It’s interesting because when I was raising our kids, or when we were raising our kids, but for me individually, I was always reading. I love child development. I loved reading textbooks about it, you know, and we didn’t have quite as many parenting books, but we had plenty. And I did, you know, a lot of study around parenting. The thing that was so surprising to me was my own emotional response. I had all the intellectual; it was my emotional response to these kids. That was so surprising.

You know, what I came to was that I just had a few people in my life that I admired the way they parented. I liked their style. I liked the way that they spoke to their children. I liked the way, you know, just the way they did it. And I tried to just kind of emulate these people, and I would even think to myself, wonder what she would do in this situation. And I even had authors that I would think, I wonder what Tori would do in this situation. And that did help guide my thinking and guide my practice as a parent and as in my approach to how I was doing things. Help me kind of separate a little bit. I mean, I didn’t need to separate too much from the way I was raised. I was very blessed with loving parents, you know, who did things very, very well. But there were a few things I did need to do, you know, a little bit different, like I mentioned earlier.

Well, this has been really, really helpful.
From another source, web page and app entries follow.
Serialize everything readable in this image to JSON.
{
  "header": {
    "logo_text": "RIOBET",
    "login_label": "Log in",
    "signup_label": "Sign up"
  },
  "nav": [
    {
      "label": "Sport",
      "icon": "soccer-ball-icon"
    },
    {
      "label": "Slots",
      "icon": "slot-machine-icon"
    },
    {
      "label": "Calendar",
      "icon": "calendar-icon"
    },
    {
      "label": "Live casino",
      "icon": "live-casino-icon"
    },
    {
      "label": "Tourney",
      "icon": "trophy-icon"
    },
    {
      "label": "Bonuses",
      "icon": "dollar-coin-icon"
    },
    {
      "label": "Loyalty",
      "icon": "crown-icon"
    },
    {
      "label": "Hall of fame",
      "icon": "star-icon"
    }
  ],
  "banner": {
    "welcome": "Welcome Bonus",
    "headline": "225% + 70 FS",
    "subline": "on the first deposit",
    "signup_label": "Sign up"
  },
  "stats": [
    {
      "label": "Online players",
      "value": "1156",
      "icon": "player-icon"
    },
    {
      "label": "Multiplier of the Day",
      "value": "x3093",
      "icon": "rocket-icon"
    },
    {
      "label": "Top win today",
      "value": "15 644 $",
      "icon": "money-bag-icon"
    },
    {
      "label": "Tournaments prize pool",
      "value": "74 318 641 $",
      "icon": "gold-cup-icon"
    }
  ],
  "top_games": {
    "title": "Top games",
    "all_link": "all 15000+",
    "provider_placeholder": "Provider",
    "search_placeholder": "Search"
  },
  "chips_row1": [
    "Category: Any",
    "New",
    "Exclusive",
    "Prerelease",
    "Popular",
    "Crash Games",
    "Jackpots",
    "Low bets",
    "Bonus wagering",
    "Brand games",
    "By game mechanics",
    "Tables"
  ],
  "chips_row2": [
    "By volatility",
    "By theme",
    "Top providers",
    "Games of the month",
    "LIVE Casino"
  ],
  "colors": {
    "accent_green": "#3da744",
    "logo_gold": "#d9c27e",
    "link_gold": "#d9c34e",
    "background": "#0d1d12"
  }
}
And I think that you’ve given our listeners some really great solid guidance on how to deal with some of these fears and break loose of some of the past things. As we wrap this up, do you have any words of encouragement? Just one last thing that you’d like to leave our listeners with. Yes. The most important thing to believe, I think, is that you are a good parent. If you can really lean into that truth that you are a good parent, then it’s easier to lean into the truth that you have a good kid. And in those moments where you might not be behaving the way that you want to, and your kid isn’t behaving the way that they you would like them to, it can be hard to hold on to the truth that you are a good parent who is having a hard time, but that is true. And the more you can believe that about yourself, the easier it will be to have compassion for yourself when things go awry. And then it is easier to have compassion for your kid when things are not so smooth sailing.

Yeah, and we have a tool that we’re going to offer. I know that you have created an amazing resource for parents along that same line, a tool that they can download. It’s called setting limits with connection. And it sounds like that would be exactly what you just described. Yes. Yes, absolutely. And I think that’s an actual quote from the download. So you are a good parent; lean into that truth. And when you can’t believe it about yourself, surround yourself with people who will remind you that you are a good parent. Yeah. Maybe you could even write it on a post-it note and stick it someplace where you’ll see it every day. I think one of the best places to put reminders like that is where you brush your teeth. Yeah. Because you’re not gonna go anywhere. You know, it’s just a good 25 seconds of standing there. If you can look at something that will really affirm you, I think that’s a good spot for it.

Yeah. Well, thank you so much for joining me in this conversation. It has just been delightful to get to know you and to hear about your amazing work. And I’m gonna put all your links in the show notes as well as a link to your book, the children’s book that you’ve written called Gratitude Is Your Superpower. I’m gonna get that one for our grandkids and pass it on to them. So, thank you so much for being here, Amy. Thank you so much. If you love today’s episode, take a minute and subscribe to our podcast.

And one last thing, I’d love to pray for you and your baby if you’d like for me to. You can email me at ask at Your request can be as simple as just one word, or it can include an explanation. Either way, you can trust that I will pray for you. It’s a quiet, simple way that I can connect with you and your family and support you in your parenting journey.